    By Tim RosaforteJanuary 16, 2018, 1:40 pm

    Bernhard Langer goes back out on tour this week to chase down more than Hale Irwin’s PGA Tour Champions record of 45 career victories. His chase is against himself.

    “I’m not playing to beat Hale Irwin’s record,” Langer told me before heading to Hawaii to defend his title at the Mitsubishi Electric Championship at Hualalai. “I play golf to play the best I can, to be a good role model, and to enjoy a few more years that are left.”

    Langer turned 60 on Aug. 27 and was presented a massage chair by his family as a birthday gift. Instead of reclining (which he does to watch golf and football), he won three more times to close out a seven-win campaign that included three major championships. A year prior, coming off a four-victory season, Langer told me after winning his fourth Charles Schwab Cup that surpassing Irwin’s record was possible but not probable. With 36 career victories and 11 in his last two years, he has changed his tone to making up the nine-tournament difference as “probable.”

    “If I could continue a few more years on that ratio, I could get close or pass him,” Langer told me from his home in Boca Raton, Fla. “It will get harder. I’m 60 now. It’s a big challenge but I don’t shy away from challenges.”

    Bernhard Langer, Hale Irwin at the 1991 Ryder Cup (Getty Images)

    Langer spent his off-season playing the PNC Father/Son, taking his family on a ski vacation at Big Sky in Yellowstone, Montana, and to New York for New Year’s. He ranks himself as a scratch skier, having skied since he was four years old in Germany. The risk of injury is worth it, considering how much he loves “the scenery, the gravity and the speed.”

    Since returning from New York, Langer has immersed himself into preparing for the 2018 season. Swing coach Willy Hoffman, who he has worked with since his boyhood days as an as assistant pro in Germany, flew to Florida for their 43rd year of training.

    “He’s a straight shooter,” Hoffman told me. “He says, 'Willy, every hour is an hour off my life and we have 24 hours every day.'"

    As for Irwin, they have maintained a respectful relationship that goes back to their deciding singles match in the 1991 Ryder Cup. Last year they were brought back to Kiawah Island for a corporate appearance where they reminisced and shared the thought that nobody should ever have to bear what Langer went through, missing a 6-footer on the 18th green. That was 27 years ago. Both are in the Hall of Fame.

    "I enjoy hanging out with Hale," Langer says.

    Langer’s chase of Irwin’s record is not going to change their legacies.

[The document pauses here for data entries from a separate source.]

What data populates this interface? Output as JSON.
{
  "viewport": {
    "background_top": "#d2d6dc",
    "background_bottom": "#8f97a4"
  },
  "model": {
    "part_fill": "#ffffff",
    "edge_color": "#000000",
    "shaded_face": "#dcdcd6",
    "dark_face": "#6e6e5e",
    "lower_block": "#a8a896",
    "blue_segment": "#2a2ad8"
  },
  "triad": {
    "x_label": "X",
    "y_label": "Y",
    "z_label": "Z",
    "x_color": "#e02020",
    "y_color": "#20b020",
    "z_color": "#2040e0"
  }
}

As Hoffman pointed out, “Yes, (Bernhard) is a rich man compared to his younger days. He had no money, no nothing. But today you don’t feel a difference when you talk to him. He’s always on the ground.”